Richard DeVeaux, Williams College Carriage House lecture: Data Mining: Fool's Gold? Or the Mother Lode? April, 2012 Data mining and analytics Just statistics? Yes and no. Process that uses a variety of data analysis tools to discover patterns and relationships in “big data” (e.g., terabytes per hour) that may be used to make valid predictions using models created.
Other mathematicians doing interesting work
Sommer Gentry – Math & Medicine Is a mathematics professor at the U.S. Naval Academy Does operations research at Johns Hopkins University School of Medicine Made national news when she teamed up with her husband (a surgeon) to find a more efficient way to match kidney donations

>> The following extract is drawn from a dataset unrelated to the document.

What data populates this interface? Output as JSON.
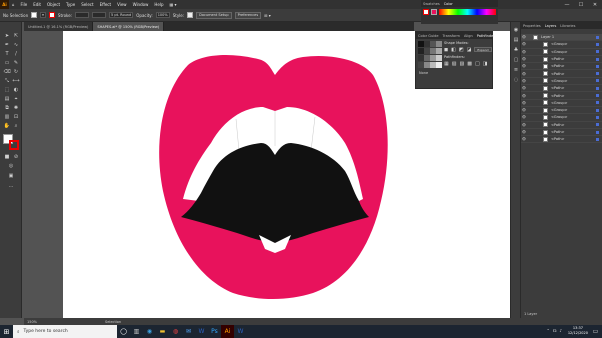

Eric Murphy – Math & National Defense Has a Ph.D. in complex analysis Works in the Pentagon as an advisor to the Joint Chiefs of Staff on how to best move supplies and troops in and out of foreign countries such as Afghanistan (operations research)
Industry problems vs. academic problems A solution to a problem in industry can be very different from a solution to an academic problem. In industry, a group is usually given a problem with a timeline and is told to come up with the best possible solution within that time frame. They are not necessarily looking for an exact answer but the best possible approximation given the constraints. Once the time period is over, the group will move on to another problem. They don’t have the luxury of exploring nooks and crannies of a problem. Micheal Dorff
Prepares students for industrial careers by engaging them in research problems that come directly from business, industry, and government. Also aims to increase awareness among math faculty and undergraduates about non-academic career options. Students work on a semester-long research problem as part of a class.
Undergraduate research is a high impact practice shown to improve students’ skills in: Problem solving Critical thinking Independent thinking Communication All these are valued by employers of math majors
is first year of project, Year 2 applications will be accepted early in 2015 for summer 2015 (one year commitment) Michael Dorff (BYU), Suzanne Weeks (WPI), Reza Malek-Madani (USNA) research/pic-math-preparation-for-industrial-careers-in- mathematical-sciences
Web resources distinguished-lecture-series/lecture-videoshttp://www.maa.org/meetings/calendar-events/maa- distinguished-lecture-series/lecture-videos research/pic-math-preparation-for-industrial-careers-in- mathematical-scienceshttp://www.maa.org/programs/students/undergraduate- research/pic-math-preparation-for-industrial-careers-in- mathematical-sciences
References Sterrett, A. (Ed.). (2014). 101 Careers in Mathematics (3 rd ed.). Washington, DC: Mathematical Association of America. Careers in Applied Mathematics [brochure]. (2008) Philadelphia, PA: Society for Industrial and Applied Mathematics. Dorff, M. (2012). Non-academic careers, internships, and undergraduate research. Paper presented at the Trends in Undergraduate Research in the Mathematical Sciences conference, Chicago, IL.
References O’Neil, C. (2013). Deciphering recommendation engines. Saxe, K. (2012). A Mathematical Adventure through the Census, Reapportionment, and Redistricting. DeVeaux, R. (2012). Data Mining: Fools Gold? Or the Mother Load? All three podcasts retrieved from distinguished-lecture-series/lecture-videos distinguished-lecture-series/lecture-videos
Questions? Contact Information: Linda Braddy Deputy Executive Director Mathematical Association of America